> Description of the task: Please output the following records exactly. Leave every image out.

> Records for the task:

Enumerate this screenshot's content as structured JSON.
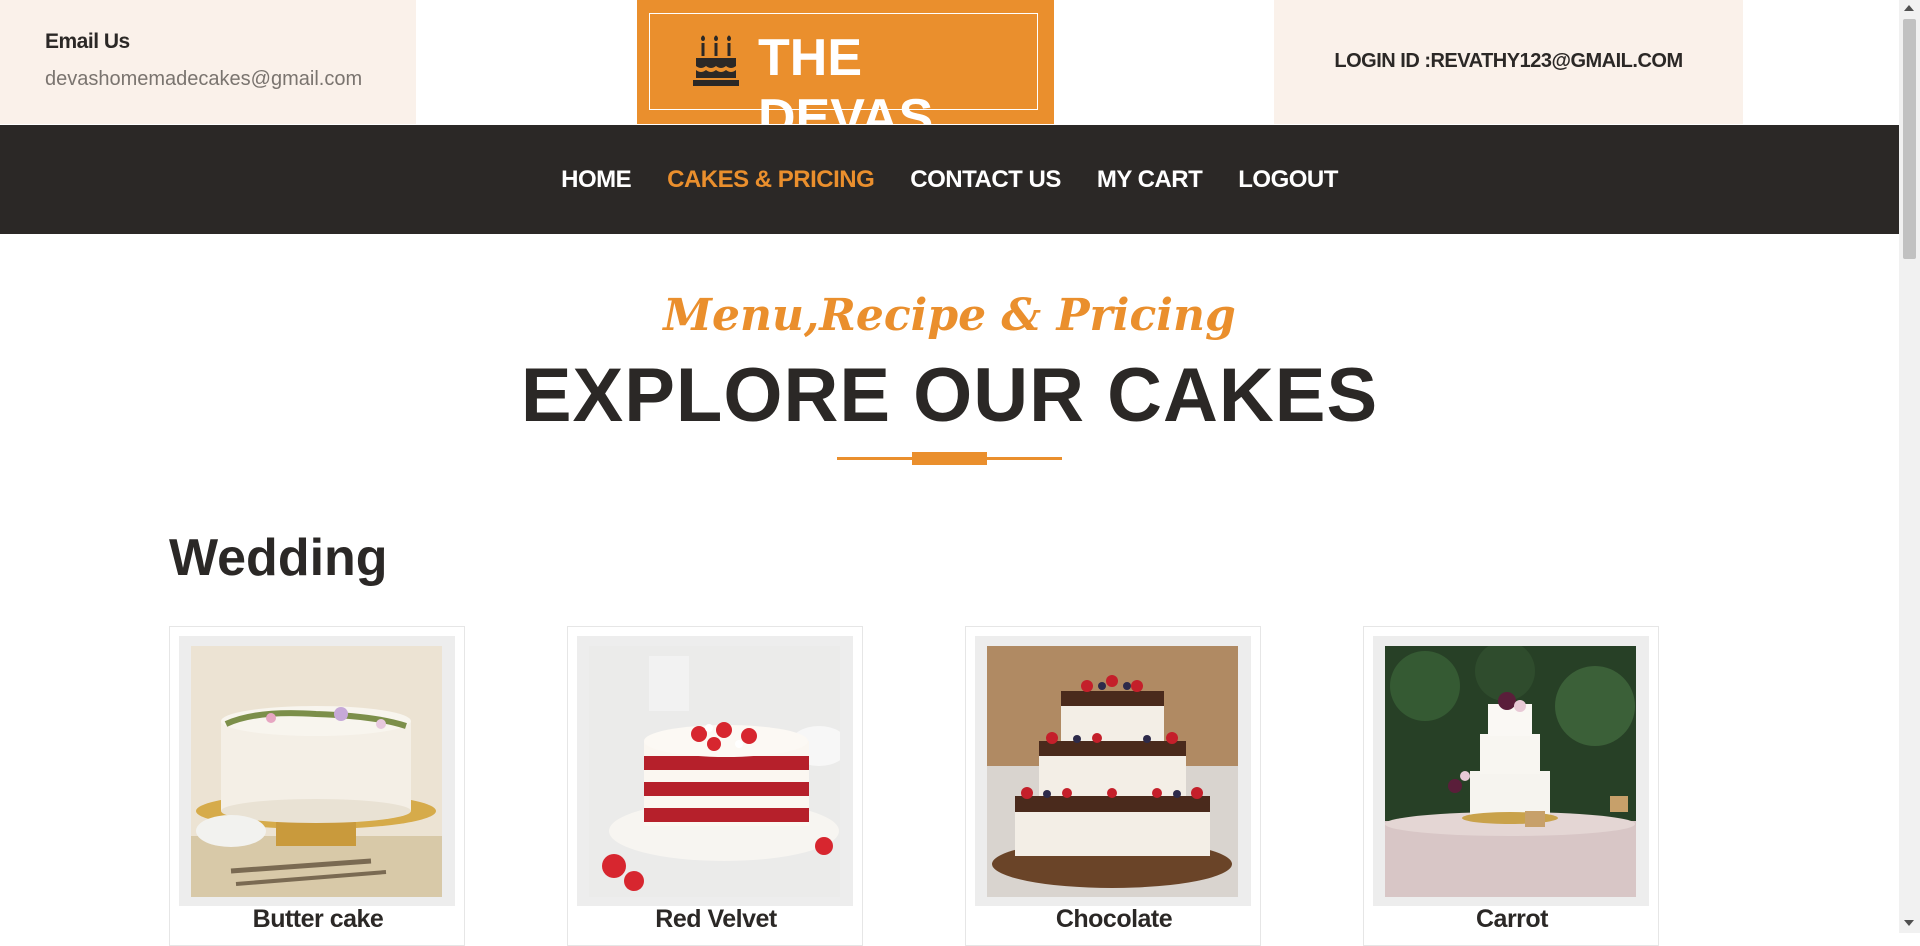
{
  "header": {
    "email_label": "Email Us",
    "email_value": "devashomemadecakes@gmail.com",
    "brand": "THE DEVAS",
    "brand_icon": "birthday-cake-icon",
    "login_text": "LOGIN ID :REVATHY123@GMAIL.COM"
  },
  "nav": {
    "items": [
      {
        "label": "HOME",
        "active": false
      },
      {
        "label": "CAKES & PRICING",
        "active": true
      },
      {
        "label": "CONTACT US",
        "active": false
      },
      {
        "label": "MY CART",
        "active": false
      },
      {
        "label": "LOGOUT",
        "active": false
      }
    ]
  },
  "main": {
    "subtitle": "Menu,Recipe & Pricing",
    "title": "EXPLORE OUR CAKES",
    "section_title": "Wedding",
    "cakes": [
      {
        "name": "Butter cake"
      },
      {
        "name": "Red Velvet"
      },
      {
        "name": "Chocolate"
      },
      {
        "name": "Carrot"
      }
    ]
  },
  "colors": {
    "accent": "#ea8f2d",
    "dark": "#2b2826",
    "cream": "#faf1ea"
  }
}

> Answer:
Enumerate this screenshot's content as structured JSON.
{
  "header": {
    "email_label": "Email Us",
    "email_value": "devashomemadecakes@gmail.com",
    "brand": "THE DEVAS",
    "brand_icon": "birthday-cake-icon",
    "login_text": "LOGIN ID :REVATHY123@GMAIL.COM"
  },
  "nav": {
    "items": [
      {
        "label": "HOME",
        "active": false
      },
      {
        "label": "CAKES & PRICING",
        "active": true
      },
      {
        "label": "CONTACT US",
        "active": false
      },
      {
        "label": "MY CART",
        "active": false
      },
      {
        "label": "LOGOUT",
        "active": false
      }
    ]
  },
  "main": {
    "subtitle": "Menu,Recipe & Pricing",
    "title": "EXPLORE OUR CAKES",
    "section_title": "Wedding",
    "cakes": [
      {
        "name": "Butter cake"
      },
      {
        "name": "Red Velvet"
      },
      {
        "name": "Chocolate"
      },
      {
        "name": "Carrot"
      }
    ]
  },
  "colors": {
    "accent": "#ea8f2d",
    "dark": "#2b2826",
    "cream": "#faf1ea"
  }
}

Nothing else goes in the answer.